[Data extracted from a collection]
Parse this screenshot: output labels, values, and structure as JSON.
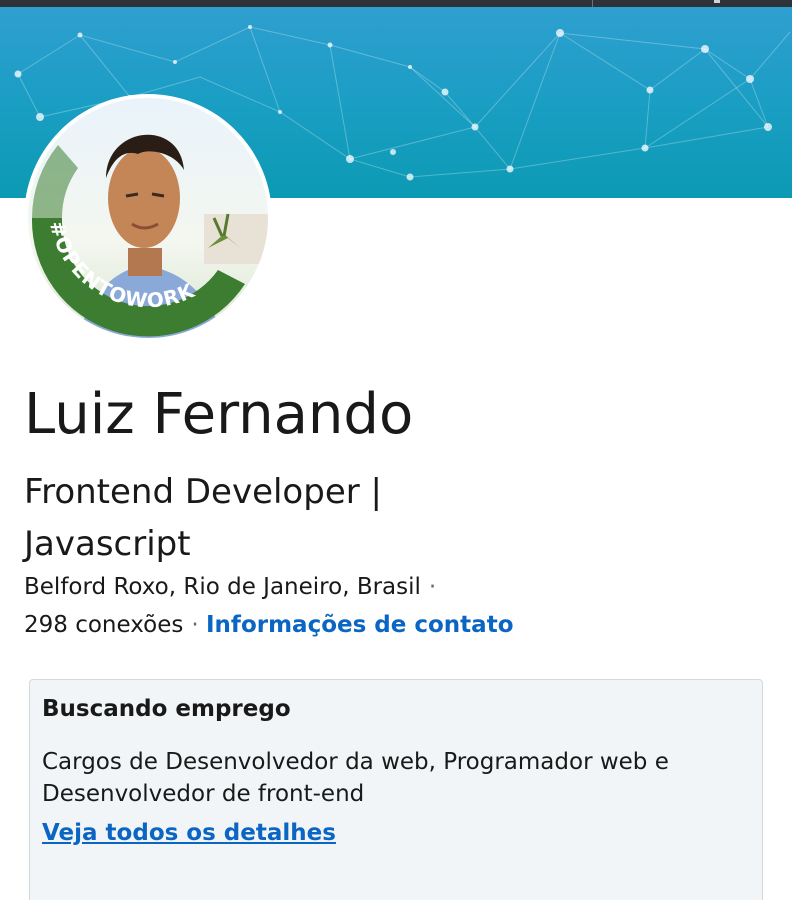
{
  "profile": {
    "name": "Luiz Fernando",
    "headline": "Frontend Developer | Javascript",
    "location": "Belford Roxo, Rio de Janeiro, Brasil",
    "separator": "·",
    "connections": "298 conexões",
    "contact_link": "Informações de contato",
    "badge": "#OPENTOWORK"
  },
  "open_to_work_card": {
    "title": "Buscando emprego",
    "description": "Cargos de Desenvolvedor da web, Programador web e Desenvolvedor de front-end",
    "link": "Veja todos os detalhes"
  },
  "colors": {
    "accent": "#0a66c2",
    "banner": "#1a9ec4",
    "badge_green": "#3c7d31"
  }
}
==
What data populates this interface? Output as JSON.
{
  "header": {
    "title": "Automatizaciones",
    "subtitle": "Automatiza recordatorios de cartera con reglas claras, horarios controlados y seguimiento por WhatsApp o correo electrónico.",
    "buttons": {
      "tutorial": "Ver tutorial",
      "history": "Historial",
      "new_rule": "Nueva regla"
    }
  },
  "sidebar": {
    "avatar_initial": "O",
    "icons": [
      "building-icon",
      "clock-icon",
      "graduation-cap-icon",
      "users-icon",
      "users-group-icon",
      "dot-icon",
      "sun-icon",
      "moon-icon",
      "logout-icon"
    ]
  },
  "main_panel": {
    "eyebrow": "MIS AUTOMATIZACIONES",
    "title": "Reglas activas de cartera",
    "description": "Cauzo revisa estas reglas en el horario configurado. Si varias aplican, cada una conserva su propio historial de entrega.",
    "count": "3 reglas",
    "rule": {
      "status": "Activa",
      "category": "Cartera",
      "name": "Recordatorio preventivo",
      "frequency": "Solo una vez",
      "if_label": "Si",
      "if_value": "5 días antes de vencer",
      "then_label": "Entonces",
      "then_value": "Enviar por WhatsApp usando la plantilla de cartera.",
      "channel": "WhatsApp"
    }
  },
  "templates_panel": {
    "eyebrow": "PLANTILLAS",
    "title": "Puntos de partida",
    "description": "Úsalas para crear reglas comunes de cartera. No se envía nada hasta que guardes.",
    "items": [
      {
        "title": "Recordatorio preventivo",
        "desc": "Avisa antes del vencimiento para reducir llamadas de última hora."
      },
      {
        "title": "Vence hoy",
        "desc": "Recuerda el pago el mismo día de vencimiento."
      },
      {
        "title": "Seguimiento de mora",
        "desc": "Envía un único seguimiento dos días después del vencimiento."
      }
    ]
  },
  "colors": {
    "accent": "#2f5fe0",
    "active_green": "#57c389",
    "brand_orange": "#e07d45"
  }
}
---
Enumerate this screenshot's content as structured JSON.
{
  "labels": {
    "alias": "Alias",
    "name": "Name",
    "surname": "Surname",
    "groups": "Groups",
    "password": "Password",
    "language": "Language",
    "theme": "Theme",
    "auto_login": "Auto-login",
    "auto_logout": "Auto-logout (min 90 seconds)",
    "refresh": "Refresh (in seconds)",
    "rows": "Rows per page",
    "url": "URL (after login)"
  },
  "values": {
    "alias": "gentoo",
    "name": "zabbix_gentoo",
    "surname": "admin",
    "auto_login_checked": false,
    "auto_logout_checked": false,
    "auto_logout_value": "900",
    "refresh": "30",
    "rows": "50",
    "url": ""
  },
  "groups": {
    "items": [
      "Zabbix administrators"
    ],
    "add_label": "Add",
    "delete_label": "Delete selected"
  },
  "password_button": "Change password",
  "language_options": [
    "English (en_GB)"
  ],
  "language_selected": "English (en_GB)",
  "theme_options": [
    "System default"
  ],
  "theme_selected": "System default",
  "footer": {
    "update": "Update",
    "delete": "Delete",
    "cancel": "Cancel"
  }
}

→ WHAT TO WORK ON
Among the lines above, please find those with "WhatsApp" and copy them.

→ RESPONSE TO THE TASK
    "subtitle": "Automatiza recordatorios de cartera con reglas claras, horarios controlados y seguimiento por WhatsApp o correo electrónico.",
      "then_value": "Enviar por WhatsApp usando la plantilla de cartera.",
      "channel": "WhatsApp"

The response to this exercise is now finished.